Run an Antivirus Scan: Use an antivirus program to scan your device. This helps identify and remove any malware that might have been installed.
If You Suspect Money Fraud
Contact Your Financial Institutions: If you suspect that financial information was compromised, contact your bank or credit card company immediately to inform them of potential fraud and that you'd like to change your credit and debit cards.
Monitor Your Accounts: Keep an eye on your financial statements for any unauthorized transactions. Additionally, monitor notifications from your bank for indications of unauthorized account access.
If You Suspect Identity Theft
Initiate A Credit Freeze: Consider placing a freeze on your credit reports to prevent new accounts from being opened in your name.

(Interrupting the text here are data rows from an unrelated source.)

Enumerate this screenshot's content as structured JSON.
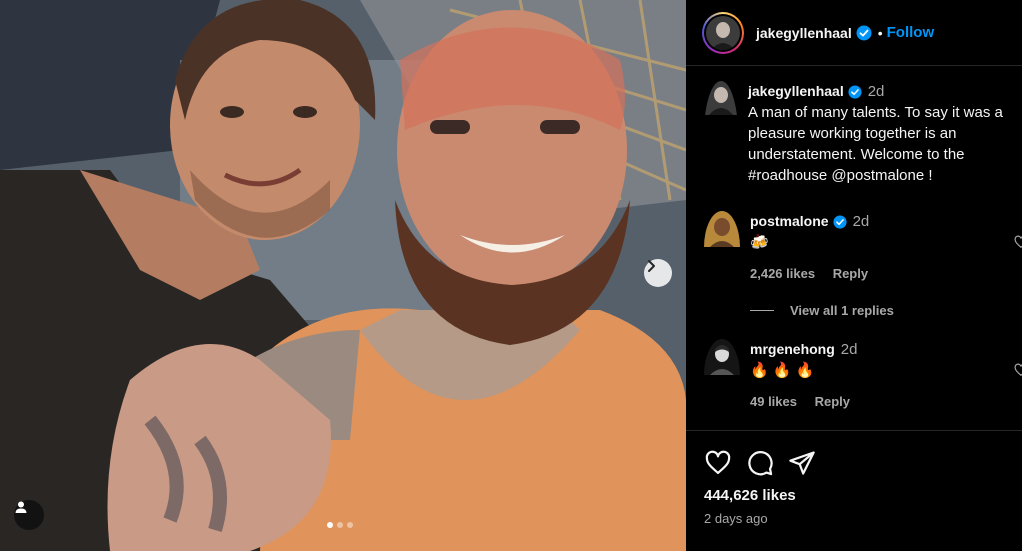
{
  "post": {
    "author": "jakegyllenhaal",
    "follow_label": "Follow",
    "separator": "•",
    "caption": {
      "username": "jakegyllenhaal",
      "time": "2d",
      "text": "A man of many talents. To say it was a pleasure working together is an understatement. Welcome to the #roadhouse @postmalone !"
    },
    "comments": [
      {
        "username": "postmalone",
        "verified": true,
        "time": "2d",
        "text": "🍻",
        "likes": "2,426 likes",
        "reply_label": "Reply",
        "view_replies": "View all 1 replies"
      },
      {
        "username": "mrgenehong",
        "verified": false,
        "time": "2d",
        "text": "🔥 🔥 🔥",
        "likes": "49 likes",
        "reply_label": "Reply"
      }
    ],
    "likes_total": "444,626 likes",
    "posted": "2 days ago",
    "carousel": {
      "current": 1,
      "total": 3
    }
  },
  "colors": {
    "accent": "#0095f6",
    "background": "#000000",
    "muted": "#a8a8a8"
  },
  "icons": [
    "verified-icon",
    "heart-icon",
    "comment-icon",
    "share-icon",
    "chevron-right-icon",
    "user-tag-icon"
  ]
}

Alert Authorities: If you believe you're a victim of identity theft, file a report with your local or national cybercrime authority.
Best Practice Follow-Up Actions
Update Your Software: Ensure that all your software, especially security software, is up to date to protect against any known vulnerabilities.
Educate Yourself: Learn more about phishing and how to recognize it. Understanding what to watch for can prevent future incidents.
Backup Your Data: Regularly back up your data. You won't lose important information if your computer or mobile phone becomes compromised.
Report the Phishing Attempt: Report the phishing attempt to the relevant authorities. In the U.S., for example, you can report it to the FTC, FBI, or CISA. If suitable, inform the organization that was impersonated in the phishing attempt.
If In Doubt, Seek Professional Help
Seek IT Support: If you’re unsure about the extent of the breach, especially in a corporate environment, seek professional IT support.
Legal Consultation: In cases of significant data or financial loss, consult with a lawyer to understand your rights and the actions you can take.
Navigating the modern digital world requires vigilance and up-to-date knowledge of how to look out for scams. By understanding what phishing links are and the potential consequences of interacting with them, you can significantly reduce your risk of becoming a victim.
Remember, when in doubt, don't click — taking a moment to verify can save you from a world of trouble. Stay informed, stay skeptical, and keep your digital identity secure.